Citation: Bakhtiari A, Takian A, Olyaeemanesh A, Behzadifar M, Takbiri A, Sazgarnejad S and Kargar S (2023) Health System Response to Refugees’ and Migrants’ Health in Iran: A Strengths, Weaknesses, Opportunities, and Threats Analysis and Policy Recommendations. Int J Public Health 68:1606268. doi: 10.3389/ijph.2023.1606268

Received: 01 June 2023; Accepted: 11 September 2023;
Published: 28 September 2023.

Edited by:

Sonja Merten, Swiss Tropical and Public Health Institute, Switzerland

Reviewed by:

Margaret Haworth-Brockman, University of Manitoba, Canada
Afona Chernet, Swiss Tropical and Public Health Institute, Switzerland

Copyright © 2023 Bakhtiari, Takian, Olyaeemanesh, Behzadifar, Takbiri, Sazgarnejad and Kargar. This is an open-access article distributed under the terms of the Creative Commons Attribution License (CC BY). The use, distribution or reproduction in other forums is permitted, provided the original author(s) and the copyright owner(s) are credited and that the original publication in this journal is cited, in accordance with accepted academic practice.
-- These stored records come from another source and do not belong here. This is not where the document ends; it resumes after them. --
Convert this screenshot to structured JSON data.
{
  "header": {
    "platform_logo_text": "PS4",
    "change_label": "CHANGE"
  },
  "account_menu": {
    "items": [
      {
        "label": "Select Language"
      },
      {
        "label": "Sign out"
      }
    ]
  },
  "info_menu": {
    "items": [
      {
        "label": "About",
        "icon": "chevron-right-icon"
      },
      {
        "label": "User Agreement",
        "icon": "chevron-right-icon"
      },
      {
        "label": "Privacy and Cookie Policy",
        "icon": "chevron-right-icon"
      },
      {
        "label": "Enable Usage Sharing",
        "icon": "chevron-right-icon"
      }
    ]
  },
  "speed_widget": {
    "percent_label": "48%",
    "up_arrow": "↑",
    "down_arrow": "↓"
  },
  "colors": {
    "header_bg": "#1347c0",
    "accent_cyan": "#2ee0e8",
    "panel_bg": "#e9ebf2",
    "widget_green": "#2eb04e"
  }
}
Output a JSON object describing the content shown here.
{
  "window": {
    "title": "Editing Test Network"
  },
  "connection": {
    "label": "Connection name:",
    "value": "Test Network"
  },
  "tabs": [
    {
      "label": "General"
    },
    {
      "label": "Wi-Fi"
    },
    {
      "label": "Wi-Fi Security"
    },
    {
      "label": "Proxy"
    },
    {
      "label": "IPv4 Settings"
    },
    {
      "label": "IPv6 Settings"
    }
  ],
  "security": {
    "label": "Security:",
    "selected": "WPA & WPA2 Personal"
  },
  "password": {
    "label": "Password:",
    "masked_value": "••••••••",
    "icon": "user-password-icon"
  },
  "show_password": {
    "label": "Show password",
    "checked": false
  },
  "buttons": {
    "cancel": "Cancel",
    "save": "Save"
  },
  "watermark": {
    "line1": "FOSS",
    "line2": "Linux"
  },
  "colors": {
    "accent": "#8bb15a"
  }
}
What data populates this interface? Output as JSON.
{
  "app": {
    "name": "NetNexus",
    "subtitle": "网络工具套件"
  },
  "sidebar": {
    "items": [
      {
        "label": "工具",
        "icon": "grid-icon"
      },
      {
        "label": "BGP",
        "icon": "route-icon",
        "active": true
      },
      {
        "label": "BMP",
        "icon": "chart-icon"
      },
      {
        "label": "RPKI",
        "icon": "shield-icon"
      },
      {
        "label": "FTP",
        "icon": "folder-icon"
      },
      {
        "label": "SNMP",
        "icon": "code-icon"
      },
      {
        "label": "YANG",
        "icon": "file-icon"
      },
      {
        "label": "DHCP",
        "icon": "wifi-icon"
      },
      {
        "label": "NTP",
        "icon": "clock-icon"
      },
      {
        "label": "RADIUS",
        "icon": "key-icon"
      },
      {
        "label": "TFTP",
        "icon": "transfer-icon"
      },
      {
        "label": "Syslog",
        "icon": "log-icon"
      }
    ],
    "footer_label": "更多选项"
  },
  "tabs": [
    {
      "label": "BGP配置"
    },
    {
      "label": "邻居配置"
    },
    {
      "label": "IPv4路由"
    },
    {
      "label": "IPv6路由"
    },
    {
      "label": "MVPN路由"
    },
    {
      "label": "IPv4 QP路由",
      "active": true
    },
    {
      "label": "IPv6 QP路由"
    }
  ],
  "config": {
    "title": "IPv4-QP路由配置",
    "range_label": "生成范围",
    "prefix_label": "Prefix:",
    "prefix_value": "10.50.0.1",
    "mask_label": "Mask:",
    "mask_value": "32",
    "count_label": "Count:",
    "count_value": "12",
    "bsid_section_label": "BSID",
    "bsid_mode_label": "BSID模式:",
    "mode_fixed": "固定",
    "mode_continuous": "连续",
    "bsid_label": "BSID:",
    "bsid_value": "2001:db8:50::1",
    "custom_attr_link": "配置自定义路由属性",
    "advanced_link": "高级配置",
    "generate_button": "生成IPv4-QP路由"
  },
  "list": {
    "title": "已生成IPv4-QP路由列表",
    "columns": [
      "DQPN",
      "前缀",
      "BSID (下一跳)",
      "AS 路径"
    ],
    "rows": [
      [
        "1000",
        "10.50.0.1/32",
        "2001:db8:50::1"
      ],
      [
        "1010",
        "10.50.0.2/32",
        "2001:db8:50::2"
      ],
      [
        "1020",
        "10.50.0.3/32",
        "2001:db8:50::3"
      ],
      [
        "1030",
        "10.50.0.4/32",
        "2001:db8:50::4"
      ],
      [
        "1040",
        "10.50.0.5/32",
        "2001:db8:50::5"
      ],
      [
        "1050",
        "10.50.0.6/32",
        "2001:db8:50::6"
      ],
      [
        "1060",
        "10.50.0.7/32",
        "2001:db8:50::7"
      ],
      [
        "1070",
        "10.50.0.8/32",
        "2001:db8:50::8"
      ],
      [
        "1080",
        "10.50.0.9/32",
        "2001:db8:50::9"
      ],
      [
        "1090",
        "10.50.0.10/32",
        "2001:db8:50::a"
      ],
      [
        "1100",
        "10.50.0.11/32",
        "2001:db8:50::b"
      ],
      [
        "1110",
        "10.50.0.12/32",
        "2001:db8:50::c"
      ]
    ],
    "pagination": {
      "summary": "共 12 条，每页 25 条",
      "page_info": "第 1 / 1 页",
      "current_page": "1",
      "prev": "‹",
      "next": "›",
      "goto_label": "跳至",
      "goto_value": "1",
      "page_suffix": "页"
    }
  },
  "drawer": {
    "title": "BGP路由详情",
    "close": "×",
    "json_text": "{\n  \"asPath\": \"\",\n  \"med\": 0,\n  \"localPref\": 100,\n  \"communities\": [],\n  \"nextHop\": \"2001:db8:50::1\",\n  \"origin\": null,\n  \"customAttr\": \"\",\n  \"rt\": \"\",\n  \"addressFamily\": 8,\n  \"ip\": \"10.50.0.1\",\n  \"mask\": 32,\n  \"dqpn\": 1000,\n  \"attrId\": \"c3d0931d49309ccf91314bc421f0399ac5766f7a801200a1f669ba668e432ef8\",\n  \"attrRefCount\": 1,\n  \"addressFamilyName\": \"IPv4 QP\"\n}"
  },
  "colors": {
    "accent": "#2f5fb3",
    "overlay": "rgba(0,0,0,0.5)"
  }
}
No use, distribution or reproduction is permitted which does not comply with these terms.

*Correspondence: Amirhossein Takian, takian@tums.ac.ir

This Original Article is part of the IJPH Special Issue “Migration Health Around the Globe—A Construction Site With Many Challenges”